## Data for analysis
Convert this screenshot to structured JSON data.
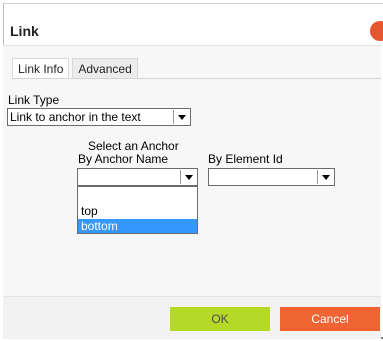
{
  "dialog": {
    "title": "Link",
    "close_icon": "close-icon",
    "close_color": "#e4572e"
  },
  "tabs": [
    {
      "label": "Link Info",
      "active": true
    },
    {
      "label": "Advanced",
      "active": false
    }
  ],
  "link_type": {
    "label": "Link Type",
    "value": "Link to anchor in the text"
  },
  "anchor": {
    "heading": "Select an Anchor",
    "by_name_label": "By Anchor Name",
    "by_name_value": "",
    "by_id_label": "By Element Id",
    "by_id_value": "",
    "dropdown_options": [
      {
        "label": "",
        "selected": false
      },
      {
        "label": "top",
        "selected": false
      },
      {
        "label": "bottom",
        "selected": true
      }
    ]
  },
  "buttons": {
    "ok": "OK",
    "cancel": "Cancel",
    "ok_color": "#b6d928",
    "cancel_color": "#f06434"
  },
  "selection_color": "#3399ff"
}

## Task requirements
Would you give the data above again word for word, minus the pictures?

## Response box
Convert this screenshot to structured JSON data.
{
  "dialog": {
    "title": "Link",
    "close_icon": "close-icon",
    "close_color": "#e4572e"
  },
  "tabs": [
    {
      "label": "Link Info",
      "active": true
    },
    {
      "label": "Advanced",
      "active": false
    }
  ],
  "link_type": {
    "label": "Link Type",
    "value": "Link to anchor in the text"
  },
  "anchor": {
    "heading": "Select an Anchor",
    "by_name_label": "By Anchor Name",
    "by_name_value": "",
    "by_id_label": "By Element Id",
    "by_id_value": "",
    "dropdown_options": [
      {
        "label": "",
        "selected": false
      },
      {
        "label": "top",
        "selected": false
      },
      {
        "label": "bottom",
        "selected": true
      }
    ]
  },
  "buttons": {
    "ok": "OK",
    "cancel": "Cancel",
    "ok_color": "#b6d928",
    "cancel_color": "#f06434"
  },
  "selection_color": "#3399ff"
}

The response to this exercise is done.